(Source records)
▽

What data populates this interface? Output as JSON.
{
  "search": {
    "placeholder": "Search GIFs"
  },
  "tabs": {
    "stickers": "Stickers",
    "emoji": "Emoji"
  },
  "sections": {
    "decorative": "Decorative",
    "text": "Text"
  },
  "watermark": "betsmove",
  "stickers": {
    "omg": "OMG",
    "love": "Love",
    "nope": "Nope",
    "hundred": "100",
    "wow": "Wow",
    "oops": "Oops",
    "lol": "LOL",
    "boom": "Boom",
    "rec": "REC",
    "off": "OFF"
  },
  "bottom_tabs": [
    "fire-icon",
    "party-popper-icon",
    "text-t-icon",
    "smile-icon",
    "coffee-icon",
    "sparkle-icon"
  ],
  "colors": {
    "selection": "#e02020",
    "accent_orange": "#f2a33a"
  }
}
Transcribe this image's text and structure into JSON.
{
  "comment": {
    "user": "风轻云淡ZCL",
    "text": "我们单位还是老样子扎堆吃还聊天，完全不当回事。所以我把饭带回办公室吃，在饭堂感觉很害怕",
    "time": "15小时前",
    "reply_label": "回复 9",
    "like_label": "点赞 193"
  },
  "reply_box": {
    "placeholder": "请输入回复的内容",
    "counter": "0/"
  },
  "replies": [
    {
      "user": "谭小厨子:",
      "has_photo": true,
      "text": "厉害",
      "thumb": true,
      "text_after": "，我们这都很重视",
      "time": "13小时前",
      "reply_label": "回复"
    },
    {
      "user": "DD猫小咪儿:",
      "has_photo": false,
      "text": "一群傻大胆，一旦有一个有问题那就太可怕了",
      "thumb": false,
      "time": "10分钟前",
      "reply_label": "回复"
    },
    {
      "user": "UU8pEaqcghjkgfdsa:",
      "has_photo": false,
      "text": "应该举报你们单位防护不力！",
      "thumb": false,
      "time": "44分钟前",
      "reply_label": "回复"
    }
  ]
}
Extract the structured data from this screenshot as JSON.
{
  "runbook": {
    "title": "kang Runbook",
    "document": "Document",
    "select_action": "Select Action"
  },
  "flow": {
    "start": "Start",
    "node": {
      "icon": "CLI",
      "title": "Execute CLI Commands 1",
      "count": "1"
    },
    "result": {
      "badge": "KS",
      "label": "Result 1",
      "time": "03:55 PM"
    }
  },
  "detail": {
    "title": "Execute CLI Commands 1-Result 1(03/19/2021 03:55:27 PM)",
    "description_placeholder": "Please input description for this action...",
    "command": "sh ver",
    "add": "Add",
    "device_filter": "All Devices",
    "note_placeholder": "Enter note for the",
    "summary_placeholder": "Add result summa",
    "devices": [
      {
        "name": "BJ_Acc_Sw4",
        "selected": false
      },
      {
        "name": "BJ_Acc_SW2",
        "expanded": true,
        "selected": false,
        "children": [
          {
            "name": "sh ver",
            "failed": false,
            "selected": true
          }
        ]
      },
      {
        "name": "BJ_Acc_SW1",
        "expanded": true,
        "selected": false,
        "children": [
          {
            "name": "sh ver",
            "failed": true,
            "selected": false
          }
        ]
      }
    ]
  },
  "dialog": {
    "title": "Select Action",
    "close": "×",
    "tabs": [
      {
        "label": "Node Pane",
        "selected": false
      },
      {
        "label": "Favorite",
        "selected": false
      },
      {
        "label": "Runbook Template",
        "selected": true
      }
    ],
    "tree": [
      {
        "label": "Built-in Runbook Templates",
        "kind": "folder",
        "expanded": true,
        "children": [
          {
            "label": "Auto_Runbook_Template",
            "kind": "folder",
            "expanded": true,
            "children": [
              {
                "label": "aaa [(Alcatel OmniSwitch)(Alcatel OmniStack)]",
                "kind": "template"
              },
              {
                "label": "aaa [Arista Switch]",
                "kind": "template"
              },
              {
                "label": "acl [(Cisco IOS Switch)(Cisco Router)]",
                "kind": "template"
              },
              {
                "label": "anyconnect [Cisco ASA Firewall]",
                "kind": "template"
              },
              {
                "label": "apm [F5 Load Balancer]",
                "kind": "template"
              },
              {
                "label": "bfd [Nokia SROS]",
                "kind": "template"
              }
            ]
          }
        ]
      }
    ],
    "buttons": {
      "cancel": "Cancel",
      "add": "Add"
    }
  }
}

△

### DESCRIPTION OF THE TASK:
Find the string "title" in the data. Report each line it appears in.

### YOUR RESPONSE:
    "title": "kang Runbook",
      "title": "Execute CLI Commands 1",
    "title": "Execute CLI Commands 1-Result 1(03/19/2021 03:55:27 PM)",
    "title": "Select Action",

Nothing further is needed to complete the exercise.